In November 2004, while giving evidence to the House of Commons Defence Committee, First Sea Lord Admiral Sir Alan West explained that the sortie rate and interoperability with the United States Navy were factors in deciding on the size of the carriers and the composition of the carriers’ air-wings:
“The reason that we have arrived at what we have arrived at is because to do the initial strike package, that deep strike package, we have done really quite detailed calculations and we have come out with the figure of 36 joint strike fighters, and that is what has driven the size of it, and that is to be able to deliver the weight of effort that you need for these operations that we are planning in the future.”
The UK is committed to both the F-35 and the Queen Elizabeth Carrier programmes, both of which are on track to enter initial maritime operating capability in December 2020 as planned.
“A much more sensible use of public money would have been to build a large number of small specialised warships to defend our own coastal waters, and especially the vast stretches of sea around our northern and eastern coasts.
These specially-designed aircraft for many years patrolled the these areas, where the naval vessels and submarines of Russia and other countries wander about freely and mostly undetected.”
The second of a fleet of five new offshore patrol vessels, HMS Medway, has been revealed by BAE Systems and is ready to be launched in Glasgow. The vessel will be moved onto the barge and then lowered into the River Clyde in the coming days.

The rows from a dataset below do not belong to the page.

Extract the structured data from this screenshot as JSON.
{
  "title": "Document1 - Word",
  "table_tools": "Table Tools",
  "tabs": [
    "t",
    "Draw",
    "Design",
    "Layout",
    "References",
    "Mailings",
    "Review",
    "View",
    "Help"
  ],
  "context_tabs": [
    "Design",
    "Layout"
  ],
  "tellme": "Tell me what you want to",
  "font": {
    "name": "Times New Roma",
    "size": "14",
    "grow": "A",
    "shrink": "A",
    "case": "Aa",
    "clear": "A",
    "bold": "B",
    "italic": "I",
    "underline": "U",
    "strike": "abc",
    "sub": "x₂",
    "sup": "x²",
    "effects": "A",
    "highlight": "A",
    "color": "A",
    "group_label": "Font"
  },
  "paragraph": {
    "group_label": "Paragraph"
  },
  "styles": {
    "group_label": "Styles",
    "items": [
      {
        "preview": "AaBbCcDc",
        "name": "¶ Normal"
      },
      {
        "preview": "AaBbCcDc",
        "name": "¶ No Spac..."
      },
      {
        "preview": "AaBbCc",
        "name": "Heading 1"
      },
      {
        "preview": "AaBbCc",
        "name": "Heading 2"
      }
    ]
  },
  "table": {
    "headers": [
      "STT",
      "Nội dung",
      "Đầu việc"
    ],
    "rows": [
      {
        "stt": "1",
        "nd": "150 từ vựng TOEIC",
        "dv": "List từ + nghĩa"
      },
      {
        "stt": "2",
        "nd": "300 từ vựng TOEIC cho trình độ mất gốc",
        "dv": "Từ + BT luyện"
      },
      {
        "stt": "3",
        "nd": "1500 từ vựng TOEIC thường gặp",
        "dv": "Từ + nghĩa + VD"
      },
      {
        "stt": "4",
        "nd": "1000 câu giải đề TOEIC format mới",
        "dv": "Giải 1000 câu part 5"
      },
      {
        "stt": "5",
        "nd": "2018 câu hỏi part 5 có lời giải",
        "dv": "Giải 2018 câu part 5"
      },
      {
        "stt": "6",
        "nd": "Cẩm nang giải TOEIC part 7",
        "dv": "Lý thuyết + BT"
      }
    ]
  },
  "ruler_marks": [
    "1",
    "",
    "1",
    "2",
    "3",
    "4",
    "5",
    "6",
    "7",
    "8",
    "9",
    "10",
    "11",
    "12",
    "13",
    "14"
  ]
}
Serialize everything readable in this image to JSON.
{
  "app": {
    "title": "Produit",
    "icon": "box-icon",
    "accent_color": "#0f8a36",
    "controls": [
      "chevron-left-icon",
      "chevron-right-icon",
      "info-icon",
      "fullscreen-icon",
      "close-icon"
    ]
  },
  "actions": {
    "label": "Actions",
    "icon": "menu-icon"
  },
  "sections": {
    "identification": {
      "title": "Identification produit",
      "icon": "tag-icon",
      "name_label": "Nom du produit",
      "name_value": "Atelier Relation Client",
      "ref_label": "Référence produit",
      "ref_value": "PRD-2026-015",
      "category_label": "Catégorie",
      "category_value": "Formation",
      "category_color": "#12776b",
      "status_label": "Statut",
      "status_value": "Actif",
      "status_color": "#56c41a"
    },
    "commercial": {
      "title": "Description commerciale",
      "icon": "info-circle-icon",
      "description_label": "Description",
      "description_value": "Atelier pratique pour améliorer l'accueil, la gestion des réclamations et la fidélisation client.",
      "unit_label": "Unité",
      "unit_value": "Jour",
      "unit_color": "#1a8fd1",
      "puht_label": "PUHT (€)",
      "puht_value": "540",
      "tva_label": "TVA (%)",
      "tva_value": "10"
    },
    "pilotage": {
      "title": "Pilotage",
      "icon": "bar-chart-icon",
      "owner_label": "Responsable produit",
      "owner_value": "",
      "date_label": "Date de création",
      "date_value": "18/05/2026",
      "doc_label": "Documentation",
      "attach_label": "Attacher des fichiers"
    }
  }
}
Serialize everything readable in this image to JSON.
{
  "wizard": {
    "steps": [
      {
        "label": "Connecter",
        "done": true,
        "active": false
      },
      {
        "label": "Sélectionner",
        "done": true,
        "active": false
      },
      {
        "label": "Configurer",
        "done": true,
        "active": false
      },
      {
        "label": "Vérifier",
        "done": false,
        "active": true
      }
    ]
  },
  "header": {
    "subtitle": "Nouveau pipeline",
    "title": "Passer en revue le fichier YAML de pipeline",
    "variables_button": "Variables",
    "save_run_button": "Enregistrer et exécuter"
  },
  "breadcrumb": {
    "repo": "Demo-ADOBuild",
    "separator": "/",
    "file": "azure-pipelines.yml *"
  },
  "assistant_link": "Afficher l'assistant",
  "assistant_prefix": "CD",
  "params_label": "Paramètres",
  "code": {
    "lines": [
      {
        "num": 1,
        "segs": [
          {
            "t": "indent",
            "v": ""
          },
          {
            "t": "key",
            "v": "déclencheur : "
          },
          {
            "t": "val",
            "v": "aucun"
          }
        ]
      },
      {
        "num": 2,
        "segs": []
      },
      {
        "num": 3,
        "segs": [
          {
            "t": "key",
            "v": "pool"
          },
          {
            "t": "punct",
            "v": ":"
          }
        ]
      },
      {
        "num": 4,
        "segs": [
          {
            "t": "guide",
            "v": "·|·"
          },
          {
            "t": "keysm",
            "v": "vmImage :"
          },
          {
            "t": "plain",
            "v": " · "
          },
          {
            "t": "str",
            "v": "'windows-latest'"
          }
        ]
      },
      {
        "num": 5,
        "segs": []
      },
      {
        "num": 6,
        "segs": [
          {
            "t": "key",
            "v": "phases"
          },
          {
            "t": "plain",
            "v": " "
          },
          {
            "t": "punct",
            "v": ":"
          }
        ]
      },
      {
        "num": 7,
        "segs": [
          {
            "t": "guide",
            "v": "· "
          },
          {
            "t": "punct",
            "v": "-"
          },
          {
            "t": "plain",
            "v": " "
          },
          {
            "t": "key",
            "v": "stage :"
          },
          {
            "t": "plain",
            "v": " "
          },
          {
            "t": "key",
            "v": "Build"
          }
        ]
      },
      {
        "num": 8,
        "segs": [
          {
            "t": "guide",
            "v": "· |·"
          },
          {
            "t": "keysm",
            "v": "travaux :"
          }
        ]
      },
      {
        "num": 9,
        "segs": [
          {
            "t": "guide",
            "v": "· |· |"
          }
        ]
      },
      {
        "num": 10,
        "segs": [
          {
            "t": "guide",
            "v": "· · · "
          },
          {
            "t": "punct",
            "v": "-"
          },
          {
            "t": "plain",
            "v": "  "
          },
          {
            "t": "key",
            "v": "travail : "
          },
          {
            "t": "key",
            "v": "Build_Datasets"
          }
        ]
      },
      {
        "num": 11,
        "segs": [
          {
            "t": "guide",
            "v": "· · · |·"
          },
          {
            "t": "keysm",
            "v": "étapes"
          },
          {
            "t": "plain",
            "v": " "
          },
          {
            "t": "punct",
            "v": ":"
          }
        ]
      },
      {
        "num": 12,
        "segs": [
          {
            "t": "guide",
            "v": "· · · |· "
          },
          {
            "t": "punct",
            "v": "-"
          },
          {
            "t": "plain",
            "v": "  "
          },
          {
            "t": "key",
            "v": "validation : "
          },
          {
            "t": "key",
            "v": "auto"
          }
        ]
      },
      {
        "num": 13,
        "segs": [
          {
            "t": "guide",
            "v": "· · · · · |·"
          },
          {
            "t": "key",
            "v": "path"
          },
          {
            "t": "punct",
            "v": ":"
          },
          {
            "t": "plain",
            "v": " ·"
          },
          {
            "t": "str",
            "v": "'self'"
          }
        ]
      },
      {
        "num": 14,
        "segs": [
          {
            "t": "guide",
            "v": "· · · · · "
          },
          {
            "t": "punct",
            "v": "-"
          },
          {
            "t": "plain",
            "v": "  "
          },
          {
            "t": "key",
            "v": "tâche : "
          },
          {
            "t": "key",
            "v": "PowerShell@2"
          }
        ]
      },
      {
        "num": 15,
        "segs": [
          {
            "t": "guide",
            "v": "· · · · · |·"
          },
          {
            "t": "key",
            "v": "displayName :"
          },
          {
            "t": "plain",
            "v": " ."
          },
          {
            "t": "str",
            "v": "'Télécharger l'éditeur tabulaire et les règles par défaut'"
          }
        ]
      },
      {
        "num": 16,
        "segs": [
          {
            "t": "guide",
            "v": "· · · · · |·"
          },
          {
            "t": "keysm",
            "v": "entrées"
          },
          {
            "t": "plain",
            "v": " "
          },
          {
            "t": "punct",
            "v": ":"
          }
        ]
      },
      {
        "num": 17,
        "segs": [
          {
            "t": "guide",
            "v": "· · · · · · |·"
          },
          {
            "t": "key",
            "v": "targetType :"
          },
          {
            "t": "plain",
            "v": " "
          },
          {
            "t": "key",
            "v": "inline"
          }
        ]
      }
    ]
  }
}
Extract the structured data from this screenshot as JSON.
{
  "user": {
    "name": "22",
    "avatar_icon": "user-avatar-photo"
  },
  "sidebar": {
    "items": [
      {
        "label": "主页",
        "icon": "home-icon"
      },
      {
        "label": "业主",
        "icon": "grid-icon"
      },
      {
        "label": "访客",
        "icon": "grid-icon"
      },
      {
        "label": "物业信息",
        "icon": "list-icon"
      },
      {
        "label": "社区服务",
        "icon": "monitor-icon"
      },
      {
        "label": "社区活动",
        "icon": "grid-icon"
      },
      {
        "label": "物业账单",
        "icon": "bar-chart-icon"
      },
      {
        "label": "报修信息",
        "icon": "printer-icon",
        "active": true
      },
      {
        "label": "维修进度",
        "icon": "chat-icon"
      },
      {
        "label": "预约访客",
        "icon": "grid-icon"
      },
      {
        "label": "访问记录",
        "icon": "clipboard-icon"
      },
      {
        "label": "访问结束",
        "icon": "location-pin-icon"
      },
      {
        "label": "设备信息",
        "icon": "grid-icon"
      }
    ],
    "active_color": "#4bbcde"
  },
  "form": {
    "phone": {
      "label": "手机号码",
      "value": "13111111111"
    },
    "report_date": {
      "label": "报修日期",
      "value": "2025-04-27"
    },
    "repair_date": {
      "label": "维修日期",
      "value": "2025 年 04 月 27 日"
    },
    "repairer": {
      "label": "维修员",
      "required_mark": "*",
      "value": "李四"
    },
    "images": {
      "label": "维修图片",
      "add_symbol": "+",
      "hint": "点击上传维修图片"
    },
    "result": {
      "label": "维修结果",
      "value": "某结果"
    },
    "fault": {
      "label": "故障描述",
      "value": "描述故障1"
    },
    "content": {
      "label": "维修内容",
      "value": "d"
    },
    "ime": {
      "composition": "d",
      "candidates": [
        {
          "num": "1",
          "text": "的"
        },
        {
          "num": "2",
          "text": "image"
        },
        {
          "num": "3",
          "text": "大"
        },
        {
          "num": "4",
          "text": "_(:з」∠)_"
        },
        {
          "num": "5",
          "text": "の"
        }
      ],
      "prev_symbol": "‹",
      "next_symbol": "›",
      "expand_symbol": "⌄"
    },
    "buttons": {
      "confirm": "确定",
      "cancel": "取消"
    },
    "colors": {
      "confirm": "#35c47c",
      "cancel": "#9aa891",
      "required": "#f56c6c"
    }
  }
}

“These no longer have the protection of the RAF planes which operated from the now-abandoned RAF Kinloss.”
Defence Secretary Sir Michael Fallon has revealed the identity of the two new P-8 Poseidon squadrons.
120 Squadron will form in April 2018 and 201 Squadron will form in 2021.
“They will be based in RAF Lossiemouth in Morayshire and their names will be 120 Squadron recalling the RAF’s highest scoring anti-submarine unit in World War II. And 201 Squadron named after one of the RAFs oldest formations.
Our nine new Poseidon aircraft are part of our plan to monitor and deal with increased threats to our country. They can operate at long range without refuelling and have the endurance to carry out high and low-level airborne maritime and overland surveillance for extended periods, helping keep us safe.
The P-8A aircraft will allow us to work more closely with our allies, improve our surveillance coverage and will provide value for taxpayers’ money.”
The first two P-8 Poseidon aircraft for the United Kingdom were ordered recently under a $2.2bn contract.
“But as usual the faceless ones at the Ministry of Defence got their priorities completely wrong. It never ceases to amaze me that UK governments can spend vast amounts of what is our money, not theirs, on vanity projects with little practical value.”
There’s no truth in any claim that the MoD haven’t made serious errors across many projects but the issues highlighted in this letter either don’t exist or are now being addressed.
The Queen Elizabeth Class aircraft carriers will be the largest surface warships ever constructed for the Royal Navy and will represent a significant increase in capability. The vessels will be utilised by all three branches of the UK Armed Forces and will provide eight acres of sovereign territory. Both ships will be versatile enough to be used for operations ranging from high intensity conflict to providing humanitarian aid and disaster relief.